How can it be resolved?
The situation in Syria is developing into a civil war, combined with sectarian differences being physically lashed out by the participants against each other, and thus making it more complicated.
Assad is rightly called "the butcher", but he actually seems to have lost control of the country, as outside influences are making him into a puppet that they can control and manipulate in any way they choose.
So, he himself is rather confused, as the Syrian security forces that are under his command are committing mayhem in cities like Homs and the countryside, of which he may not have any or very minute inkling.
Iran and its Ayatollahs are reported to have their hands in the Syrian conflict, and so making it to be more of a religious war than a revolution against Assad's brutal regime by his people.
Russia and China are also involved; and they have recently blocked a resolution by the United States and its allies, and which also has the support of the Arab League, asking Assad to step down, but all to no avail.
International pressure and sanctions have been ineffective, as the killings continue on a daily basis, with most of the dead and the injured being little children and elderly folk.
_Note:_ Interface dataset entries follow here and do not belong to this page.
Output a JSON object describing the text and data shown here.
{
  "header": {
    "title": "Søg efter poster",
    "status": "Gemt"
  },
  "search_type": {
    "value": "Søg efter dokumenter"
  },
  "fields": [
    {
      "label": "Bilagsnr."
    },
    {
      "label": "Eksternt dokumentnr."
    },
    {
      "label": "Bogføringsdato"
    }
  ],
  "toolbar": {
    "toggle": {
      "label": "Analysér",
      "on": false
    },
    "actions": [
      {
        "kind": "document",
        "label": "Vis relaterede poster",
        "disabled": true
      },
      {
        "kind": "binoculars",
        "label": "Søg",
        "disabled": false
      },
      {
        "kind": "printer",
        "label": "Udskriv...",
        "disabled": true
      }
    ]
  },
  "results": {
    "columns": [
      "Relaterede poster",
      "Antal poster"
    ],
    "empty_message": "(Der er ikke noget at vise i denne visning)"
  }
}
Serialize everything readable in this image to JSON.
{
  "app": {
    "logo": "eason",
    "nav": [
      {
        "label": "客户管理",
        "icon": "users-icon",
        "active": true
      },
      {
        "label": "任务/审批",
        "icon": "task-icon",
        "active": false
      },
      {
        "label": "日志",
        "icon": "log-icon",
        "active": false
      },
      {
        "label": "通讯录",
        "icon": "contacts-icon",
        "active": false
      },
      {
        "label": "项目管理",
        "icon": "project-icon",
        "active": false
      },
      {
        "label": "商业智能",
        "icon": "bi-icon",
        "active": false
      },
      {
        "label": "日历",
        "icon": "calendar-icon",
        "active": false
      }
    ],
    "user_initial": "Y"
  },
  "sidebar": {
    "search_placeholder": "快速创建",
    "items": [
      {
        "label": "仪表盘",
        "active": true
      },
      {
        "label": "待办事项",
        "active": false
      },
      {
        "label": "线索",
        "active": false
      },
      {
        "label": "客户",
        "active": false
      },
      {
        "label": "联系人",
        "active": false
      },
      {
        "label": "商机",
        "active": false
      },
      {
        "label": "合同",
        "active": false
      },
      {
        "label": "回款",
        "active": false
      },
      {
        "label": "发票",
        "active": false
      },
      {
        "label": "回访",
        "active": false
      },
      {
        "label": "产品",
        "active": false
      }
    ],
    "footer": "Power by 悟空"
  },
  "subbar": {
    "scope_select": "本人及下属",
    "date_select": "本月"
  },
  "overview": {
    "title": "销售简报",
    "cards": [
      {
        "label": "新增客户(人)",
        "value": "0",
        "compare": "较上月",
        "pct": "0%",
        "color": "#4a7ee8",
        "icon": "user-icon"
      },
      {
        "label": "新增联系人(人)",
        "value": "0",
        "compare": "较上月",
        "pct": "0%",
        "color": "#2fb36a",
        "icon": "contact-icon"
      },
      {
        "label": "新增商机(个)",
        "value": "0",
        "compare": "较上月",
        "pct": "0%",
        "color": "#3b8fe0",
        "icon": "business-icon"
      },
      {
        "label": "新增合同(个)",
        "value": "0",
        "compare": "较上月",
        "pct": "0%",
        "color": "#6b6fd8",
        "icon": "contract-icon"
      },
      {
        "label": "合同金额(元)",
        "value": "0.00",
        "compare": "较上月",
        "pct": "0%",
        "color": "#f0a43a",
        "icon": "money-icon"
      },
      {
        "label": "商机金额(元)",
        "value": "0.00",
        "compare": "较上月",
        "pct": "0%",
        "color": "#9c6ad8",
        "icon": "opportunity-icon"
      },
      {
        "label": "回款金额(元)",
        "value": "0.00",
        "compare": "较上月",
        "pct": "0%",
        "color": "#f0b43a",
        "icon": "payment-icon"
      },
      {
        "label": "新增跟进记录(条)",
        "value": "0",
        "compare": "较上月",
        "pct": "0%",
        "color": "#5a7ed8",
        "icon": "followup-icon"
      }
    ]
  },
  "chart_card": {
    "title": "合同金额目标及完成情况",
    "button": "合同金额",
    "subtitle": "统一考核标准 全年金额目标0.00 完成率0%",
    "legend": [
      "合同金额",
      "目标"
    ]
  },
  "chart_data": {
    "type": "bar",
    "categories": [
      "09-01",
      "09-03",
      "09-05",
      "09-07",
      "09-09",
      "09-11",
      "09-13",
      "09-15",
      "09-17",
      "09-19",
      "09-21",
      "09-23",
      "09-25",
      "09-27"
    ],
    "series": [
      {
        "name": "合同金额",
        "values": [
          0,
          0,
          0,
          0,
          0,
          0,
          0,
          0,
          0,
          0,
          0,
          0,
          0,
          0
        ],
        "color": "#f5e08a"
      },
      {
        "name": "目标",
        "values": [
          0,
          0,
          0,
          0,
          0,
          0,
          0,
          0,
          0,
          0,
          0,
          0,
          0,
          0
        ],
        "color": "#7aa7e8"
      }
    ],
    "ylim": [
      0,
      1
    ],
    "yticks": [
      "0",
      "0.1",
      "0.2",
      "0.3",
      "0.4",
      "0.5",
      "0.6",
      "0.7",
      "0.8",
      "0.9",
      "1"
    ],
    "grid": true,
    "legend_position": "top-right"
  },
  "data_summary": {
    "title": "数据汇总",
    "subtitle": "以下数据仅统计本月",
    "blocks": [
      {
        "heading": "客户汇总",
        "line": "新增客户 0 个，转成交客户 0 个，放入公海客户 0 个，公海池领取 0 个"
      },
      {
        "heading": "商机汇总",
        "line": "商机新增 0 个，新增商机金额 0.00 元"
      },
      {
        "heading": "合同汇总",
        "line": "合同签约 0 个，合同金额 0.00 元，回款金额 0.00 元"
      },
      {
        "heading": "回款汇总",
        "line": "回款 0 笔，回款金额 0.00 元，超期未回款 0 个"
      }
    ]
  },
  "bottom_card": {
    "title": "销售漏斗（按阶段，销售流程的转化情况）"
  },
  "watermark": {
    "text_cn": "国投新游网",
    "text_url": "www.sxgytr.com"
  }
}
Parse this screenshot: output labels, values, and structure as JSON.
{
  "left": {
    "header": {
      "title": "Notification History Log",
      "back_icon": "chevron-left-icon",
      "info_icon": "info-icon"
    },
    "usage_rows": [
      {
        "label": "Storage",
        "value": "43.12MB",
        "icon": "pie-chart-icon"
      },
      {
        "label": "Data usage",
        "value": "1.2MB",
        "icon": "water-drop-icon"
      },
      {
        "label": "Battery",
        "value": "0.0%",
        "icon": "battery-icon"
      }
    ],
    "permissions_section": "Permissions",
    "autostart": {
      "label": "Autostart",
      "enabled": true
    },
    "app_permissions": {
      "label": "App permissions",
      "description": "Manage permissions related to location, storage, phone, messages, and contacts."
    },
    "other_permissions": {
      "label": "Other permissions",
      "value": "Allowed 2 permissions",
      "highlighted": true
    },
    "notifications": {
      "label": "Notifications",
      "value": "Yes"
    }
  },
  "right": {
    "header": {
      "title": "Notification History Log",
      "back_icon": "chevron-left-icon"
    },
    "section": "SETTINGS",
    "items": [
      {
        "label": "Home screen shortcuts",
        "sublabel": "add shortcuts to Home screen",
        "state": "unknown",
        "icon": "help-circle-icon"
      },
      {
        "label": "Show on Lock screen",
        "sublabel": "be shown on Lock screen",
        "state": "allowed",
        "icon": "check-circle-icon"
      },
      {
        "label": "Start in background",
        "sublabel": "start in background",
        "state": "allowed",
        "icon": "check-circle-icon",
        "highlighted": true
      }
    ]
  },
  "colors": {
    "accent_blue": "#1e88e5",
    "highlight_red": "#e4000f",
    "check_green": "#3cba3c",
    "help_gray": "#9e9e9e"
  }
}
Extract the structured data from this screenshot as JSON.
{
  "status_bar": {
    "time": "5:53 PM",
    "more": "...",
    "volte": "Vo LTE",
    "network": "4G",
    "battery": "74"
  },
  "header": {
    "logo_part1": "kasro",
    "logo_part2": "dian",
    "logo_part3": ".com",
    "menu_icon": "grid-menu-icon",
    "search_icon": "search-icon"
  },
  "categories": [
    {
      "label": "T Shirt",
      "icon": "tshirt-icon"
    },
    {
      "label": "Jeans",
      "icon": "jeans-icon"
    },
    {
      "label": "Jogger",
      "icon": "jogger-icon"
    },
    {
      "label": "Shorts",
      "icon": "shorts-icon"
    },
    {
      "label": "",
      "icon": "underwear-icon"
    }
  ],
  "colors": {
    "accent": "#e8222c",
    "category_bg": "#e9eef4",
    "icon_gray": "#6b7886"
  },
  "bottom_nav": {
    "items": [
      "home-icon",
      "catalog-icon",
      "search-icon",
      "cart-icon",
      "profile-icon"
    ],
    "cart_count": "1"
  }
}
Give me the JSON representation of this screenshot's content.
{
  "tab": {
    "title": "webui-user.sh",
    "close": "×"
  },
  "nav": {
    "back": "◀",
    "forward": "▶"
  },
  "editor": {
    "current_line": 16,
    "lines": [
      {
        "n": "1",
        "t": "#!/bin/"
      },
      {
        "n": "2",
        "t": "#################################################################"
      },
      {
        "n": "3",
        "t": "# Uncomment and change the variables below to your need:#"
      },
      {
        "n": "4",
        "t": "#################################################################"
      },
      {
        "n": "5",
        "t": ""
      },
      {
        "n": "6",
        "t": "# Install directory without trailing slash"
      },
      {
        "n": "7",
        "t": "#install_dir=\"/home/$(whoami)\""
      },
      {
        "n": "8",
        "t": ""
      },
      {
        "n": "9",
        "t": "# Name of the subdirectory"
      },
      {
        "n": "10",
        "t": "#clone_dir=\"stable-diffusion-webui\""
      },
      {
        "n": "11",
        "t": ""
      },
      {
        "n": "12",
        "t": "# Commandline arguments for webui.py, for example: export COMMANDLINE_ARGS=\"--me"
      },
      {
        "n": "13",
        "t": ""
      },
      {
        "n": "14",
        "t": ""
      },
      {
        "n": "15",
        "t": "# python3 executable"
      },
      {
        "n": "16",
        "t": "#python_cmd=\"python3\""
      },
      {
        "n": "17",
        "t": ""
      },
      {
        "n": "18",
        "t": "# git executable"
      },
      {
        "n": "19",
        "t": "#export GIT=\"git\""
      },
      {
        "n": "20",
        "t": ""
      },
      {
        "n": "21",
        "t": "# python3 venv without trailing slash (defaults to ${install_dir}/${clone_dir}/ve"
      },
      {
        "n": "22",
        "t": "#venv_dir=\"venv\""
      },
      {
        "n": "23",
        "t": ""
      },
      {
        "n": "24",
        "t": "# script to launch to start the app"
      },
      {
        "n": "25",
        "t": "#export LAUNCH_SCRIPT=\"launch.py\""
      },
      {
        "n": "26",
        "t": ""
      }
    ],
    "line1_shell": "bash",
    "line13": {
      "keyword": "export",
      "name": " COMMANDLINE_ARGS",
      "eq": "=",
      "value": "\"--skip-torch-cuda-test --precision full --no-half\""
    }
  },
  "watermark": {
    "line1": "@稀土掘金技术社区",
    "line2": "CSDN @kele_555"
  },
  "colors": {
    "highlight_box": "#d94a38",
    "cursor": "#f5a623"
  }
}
The United States and its allies cannot go in to help in any military fashion, and so President Barack Obama is using every avenue possible to get humanitarian aid to the civilian population.
The case has come before the U.S. Senate Armed Services Committee, yesterday, with Gen. Martin Dempsey, Chairman of the Joint Chiefs of Staff recounting that there is no clear view of who the participants are, as it (U.S.) does not have "as clean an understanding of the nature of the opposition," he is quoted to say.
He is also said to have added that there are all sorts of elements involved. "All of the players in the region, it seems, have a stake in this," (Fox News, 02/15/12).
With all of that commotion, the Libyan war in comparison, will be a cinch, with respect to wholly knowing who the fighters are. In Syria, the conflagration has so many sides, and it will be next to impossible to intervene militarily to save the dying and the wounded.
Yet, if the Syrian war is a Sunni-Shia religious sects fighting each other, then it is not only the U.S. that is liable to quench the fire, with its allies in tow, because it is a conflict that can engulf the rest of the world as well; and so, the U.N. must do all it can by bringing all its members into reaching a soluble agreement to resolve the issue before too late.
As said before, Assad is undoubtedly a killer, but he has the backing of Iran, whose leaders may be encouraging and farther exhorting him to carry on with the carnage in Syria, perhaps, for religious reasons.